Learning from a Child

Matthew 18:1-4

September 6th & 7th, 2008


            Sarah Palin.  Have you heard of her? Two weeks ago, I would have a lot more explaining to do, but now she is the new vice presidential candidate, second in charge and some say destined for greatness.  When the disciples asked who is the greatest in the Kingdom of heaven, essentially they were asking who was second in charge.  They knew Jesus was the Messiah, but they also felt like this also involved great advantages for them too.  But is greatness also a desire for us?  Our initial response may be no.  When we look     all the responsibility the lack of a private life, and the general we have of living in this community, many of would say no we are not after such greatness   However if greatness is defined as living a life where people can look at you and say, now that person mattered, to us this may sound good.  Maybe for us greatness is defined as being financially comfortable or at least more comfortable than we are now.     Maybe for us greatness is found conquering bad habits, improving ourselves, writing a book or leaving a lasting legacy.  Greatness is visible, greatness is felt, greatness means some sort of success.  We might even think wouldn’t be great for our message, for the gospel, if Jesus would make every Christian a step above everyone else.  Our statement could be this, “confess Christ, and your emotional, financial, and psychological health will definitely get better.  If  we could do this, then we have proof that hat following Jesus really does work.    What if we could  prove that Christians are happier people, then every one would know that true greatness comes from following Jesus. No this isn’t vice presidential greatness, but it is greatness nonetheless.

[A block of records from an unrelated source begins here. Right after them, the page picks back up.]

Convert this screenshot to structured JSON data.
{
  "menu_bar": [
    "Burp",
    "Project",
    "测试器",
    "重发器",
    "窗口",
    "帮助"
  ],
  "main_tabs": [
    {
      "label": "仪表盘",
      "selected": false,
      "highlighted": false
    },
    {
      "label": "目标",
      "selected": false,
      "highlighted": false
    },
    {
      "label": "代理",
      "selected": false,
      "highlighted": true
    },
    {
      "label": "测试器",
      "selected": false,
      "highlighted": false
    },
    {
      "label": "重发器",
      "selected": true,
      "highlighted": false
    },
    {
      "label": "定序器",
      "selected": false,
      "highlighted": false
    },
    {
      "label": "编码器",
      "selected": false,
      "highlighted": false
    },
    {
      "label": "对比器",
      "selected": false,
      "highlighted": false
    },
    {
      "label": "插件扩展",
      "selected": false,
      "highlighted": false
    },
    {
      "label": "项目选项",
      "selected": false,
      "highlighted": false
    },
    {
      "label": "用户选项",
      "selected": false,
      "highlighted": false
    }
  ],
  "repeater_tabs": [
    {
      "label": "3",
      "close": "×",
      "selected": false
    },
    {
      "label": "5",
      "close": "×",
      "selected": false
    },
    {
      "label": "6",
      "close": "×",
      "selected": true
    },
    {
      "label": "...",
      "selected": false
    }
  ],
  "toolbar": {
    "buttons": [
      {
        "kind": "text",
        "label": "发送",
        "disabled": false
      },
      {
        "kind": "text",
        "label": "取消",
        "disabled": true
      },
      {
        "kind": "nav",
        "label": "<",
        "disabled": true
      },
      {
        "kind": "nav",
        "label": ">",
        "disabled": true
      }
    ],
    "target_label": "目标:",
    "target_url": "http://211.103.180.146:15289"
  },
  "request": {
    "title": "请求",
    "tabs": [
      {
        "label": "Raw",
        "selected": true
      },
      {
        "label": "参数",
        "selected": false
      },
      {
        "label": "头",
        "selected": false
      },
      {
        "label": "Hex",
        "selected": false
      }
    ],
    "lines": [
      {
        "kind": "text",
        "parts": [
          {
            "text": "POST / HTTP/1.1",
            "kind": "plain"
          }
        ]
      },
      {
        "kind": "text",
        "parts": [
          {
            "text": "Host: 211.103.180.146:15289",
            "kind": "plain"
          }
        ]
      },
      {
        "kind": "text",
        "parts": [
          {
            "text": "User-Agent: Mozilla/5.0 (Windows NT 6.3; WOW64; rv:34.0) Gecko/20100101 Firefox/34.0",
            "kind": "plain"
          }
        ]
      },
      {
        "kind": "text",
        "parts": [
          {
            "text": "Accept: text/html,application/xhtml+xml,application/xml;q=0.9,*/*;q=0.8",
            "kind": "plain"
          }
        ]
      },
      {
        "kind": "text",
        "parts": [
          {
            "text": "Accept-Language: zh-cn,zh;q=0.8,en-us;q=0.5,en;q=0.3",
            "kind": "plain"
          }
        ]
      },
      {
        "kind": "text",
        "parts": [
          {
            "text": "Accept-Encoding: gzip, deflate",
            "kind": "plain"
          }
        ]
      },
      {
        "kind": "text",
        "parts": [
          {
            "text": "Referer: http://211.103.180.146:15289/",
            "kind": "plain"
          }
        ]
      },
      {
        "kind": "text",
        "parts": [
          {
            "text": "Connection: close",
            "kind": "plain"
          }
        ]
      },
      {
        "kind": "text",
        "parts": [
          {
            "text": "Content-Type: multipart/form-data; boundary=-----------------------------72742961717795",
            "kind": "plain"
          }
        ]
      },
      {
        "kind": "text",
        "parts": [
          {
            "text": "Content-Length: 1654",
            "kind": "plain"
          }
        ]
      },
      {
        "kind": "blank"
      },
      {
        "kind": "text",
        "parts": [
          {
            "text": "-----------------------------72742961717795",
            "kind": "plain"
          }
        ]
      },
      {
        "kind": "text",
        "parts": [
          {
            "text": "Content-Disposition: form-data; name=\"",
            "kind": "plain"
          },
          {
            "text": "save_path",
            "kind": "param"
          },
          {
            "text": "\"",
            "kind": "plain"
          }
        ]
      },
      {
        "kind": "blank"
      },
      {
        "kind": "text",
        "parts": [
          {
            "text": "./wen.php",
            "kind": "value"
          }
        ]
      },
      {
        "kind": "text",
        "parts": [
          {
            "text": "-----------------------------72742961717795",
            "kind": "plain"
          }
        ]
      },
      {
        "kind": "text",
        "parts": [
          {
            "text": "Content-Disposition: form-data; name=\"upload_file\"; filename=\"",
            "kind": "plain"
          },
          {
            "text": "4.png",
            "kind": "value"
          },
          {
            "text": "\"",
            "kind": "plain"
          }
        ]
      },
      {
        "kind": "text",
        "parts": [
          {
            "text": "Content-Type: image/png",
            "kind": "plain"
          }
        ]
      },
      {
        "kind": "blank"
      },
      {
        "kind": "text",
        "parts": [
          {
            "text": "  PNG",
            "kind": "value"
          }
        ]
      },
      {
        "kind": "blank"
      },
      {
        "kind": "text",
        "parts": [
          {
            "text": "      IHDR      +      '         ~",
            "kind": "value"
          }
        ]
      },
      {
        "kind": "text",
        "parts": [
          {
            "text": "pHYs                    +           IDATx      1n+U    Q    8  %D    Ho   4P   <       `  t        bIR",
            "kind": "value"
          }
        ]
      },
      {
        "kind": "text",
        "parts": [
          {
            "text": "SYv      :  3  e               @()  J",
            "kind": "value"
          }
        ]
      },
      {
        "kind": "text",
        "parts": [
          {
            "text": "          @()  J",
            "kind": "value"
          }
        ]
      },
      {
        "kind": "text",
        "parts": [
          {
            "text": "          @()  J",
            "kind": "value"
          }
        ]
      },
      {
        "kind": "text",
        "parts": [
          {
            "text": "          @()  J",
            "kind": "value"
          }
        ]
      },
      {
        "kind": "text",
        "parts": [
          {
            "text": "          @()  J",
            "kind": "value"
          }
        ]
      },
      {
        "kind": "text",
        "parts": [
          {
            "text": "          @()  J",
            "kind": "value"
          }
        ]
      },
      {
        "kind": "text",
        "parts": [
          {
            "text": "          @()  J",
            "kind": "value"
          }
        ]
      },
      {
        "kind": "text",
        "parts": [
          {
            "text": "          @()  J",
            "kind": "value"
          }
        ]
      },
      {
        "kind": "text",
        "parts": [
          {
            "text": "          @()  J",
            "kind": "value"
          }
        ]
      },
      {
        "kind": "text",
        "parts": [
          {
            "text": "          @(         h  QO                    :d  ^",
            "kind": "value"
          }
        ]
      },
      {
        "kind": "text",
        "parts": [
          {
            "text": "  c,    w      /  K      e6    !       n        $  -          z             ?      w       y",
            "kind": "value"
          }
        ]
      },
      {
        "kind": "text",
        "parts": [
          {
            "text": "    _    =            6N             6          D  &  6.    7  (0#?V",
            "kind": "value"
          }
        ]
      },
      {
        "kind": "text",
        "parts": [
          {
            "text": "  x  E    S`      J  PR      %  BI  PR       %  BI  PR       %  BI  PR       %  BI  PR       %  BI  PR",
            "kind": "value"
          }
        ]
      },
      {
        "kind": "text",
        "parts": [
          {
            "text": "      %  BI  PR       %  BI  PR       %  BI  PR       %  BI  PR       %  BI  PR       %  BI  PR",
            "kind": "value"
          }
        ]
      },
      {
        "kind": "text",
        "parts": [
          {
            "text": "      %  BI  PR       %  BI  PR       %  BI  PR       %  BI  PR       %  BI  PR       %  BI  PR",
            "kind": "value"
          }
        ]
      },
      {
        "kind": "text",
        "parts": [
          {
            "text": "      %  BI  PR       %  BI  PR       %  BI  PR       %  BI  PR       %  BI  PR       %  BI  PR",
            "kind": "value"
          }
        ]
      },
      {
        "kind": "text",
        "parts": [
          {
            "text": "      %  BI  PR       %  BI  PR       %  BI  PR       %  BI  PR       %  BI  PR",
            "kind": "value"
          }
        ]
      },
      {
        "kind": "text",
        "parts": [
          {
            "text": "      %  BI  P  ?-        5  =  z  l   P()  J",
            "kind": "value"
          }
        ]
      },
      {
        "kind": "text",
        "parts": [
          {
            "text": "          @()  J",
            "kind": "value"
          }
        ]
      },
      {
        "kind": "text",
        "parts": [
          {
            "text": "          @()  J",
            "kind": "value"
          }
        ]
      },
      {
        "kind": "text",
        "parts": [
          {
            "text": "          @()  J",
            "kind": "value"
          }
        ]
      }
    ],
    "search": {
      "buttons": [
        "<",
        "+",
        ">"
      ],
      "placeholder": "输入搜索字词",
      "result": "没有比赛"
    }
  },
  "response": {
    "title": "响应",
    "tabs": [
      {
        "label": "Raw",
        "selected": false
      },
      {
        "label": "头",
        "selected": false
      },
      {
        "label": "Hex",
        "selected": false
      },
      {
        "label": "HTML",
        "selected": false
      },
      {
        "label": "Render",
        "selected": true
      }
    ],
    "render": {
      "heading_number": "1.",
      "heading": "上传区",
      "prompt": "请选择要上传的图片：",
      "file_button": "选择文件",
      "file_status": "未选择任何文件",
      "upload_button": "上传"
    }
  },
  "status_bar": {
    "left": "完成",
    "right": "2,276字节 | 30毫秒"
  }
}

            Jesus looks around and sees a child.   Now in our world children are at least outwardly seen as very important.   Today political candidates hold up babies, and we hear pop-psychologist talk about getting back to ones inner child. Yet, in the first century children were not important to the functioning society.     They could not fight.  They could not lead.  They didn’t have worldly wisdom or education.  Today in many ways little children, and that who Jesus is talking about here are more receivers than givers.    They consumed a lot of energy and time.  Little children by themselves are not going to help the family income or the church budget.  Little children tend to take up a lot of time, especially when they are very young.  After a day of rocking and holding a child, what does a young mother often say?  I didn’t get anything done.  Why does Jesus chose children as an example?

Jesus makes everyone present look down at this child   and says “Truly, I say to you, unless you turn and become like children, you will never enter the kingdom of heaven.”   The disciples must have been thinking, what is Jesus talking about?  Usually we are told to grow up, and now Jesus is telling us to grow down.    It is as if Jesus is saying, you want to know where greatness lies. It lies in me?  It lies in what I have done for you, and my connection to you.  Your greatness is not in what you will do or don’t do, it lies in being dependent/having faith in what I have done in your life.  Become like a little child. Grow down. 

            I’m reminded of Jesus encounter with Nicodemus, the Pharisee whom he met late at night, very impressed with his miracles.  Jesus turns to him and says “no one can enter the king of God unless he is born again”.  Nicodemus response to Jesus “grow down” approach was “How can a man be born when he is old?  Can he enter a second time into his mother’s womb?”   Jesus gave him the answer when he said that this new birth happens through the water and the spirit.  In other words, if this is going to happen, I need to do something for you.   This is the lesson for us too.

            Children are used to having things done for them.  They are given food, clothing, hopefully a safe environment.  It is the parents and families who chose their schooling, and make decisions on where they live.  If parents and family members do not provide, especially young child he or she simply will not survive.  This is the point Jesus is making to his disciples and to us.  A child is dependent, and your greatness comes from growing down, from your being dependent on me for everything you have, and everything you will be.  To humble oneself, is simply the gift of recognizing the truth.  The truth that it is God who has given us every single nano second of life this side of heaven, it is in him we live move and have our being.  The truth that it is Jesus who became incarnate as a young child, he put our skin on and he bore in his body   all of our faulty desires of living on our own separate from his forgiveness.  The truth that our sins against him and against our neighbor are totally and completely covered when he said on Calvary “it is finished.”   When he says “This is my body, this is my blood” the truth is we are then clean and whole.  The truth that he really has paved the way to everlasting life, and that shame, guilt, pain, grief and sorrow will one day give way to a new order of things.   A day when God himself will wipe every tear from our eyes.  The truth that greatness comes from receiving the good gifts our gracious Lord has to offer.  The truth that we are glorious dependent on this God for everything.     Greatness comes from growing down, so help us Lord to do just that! Amen.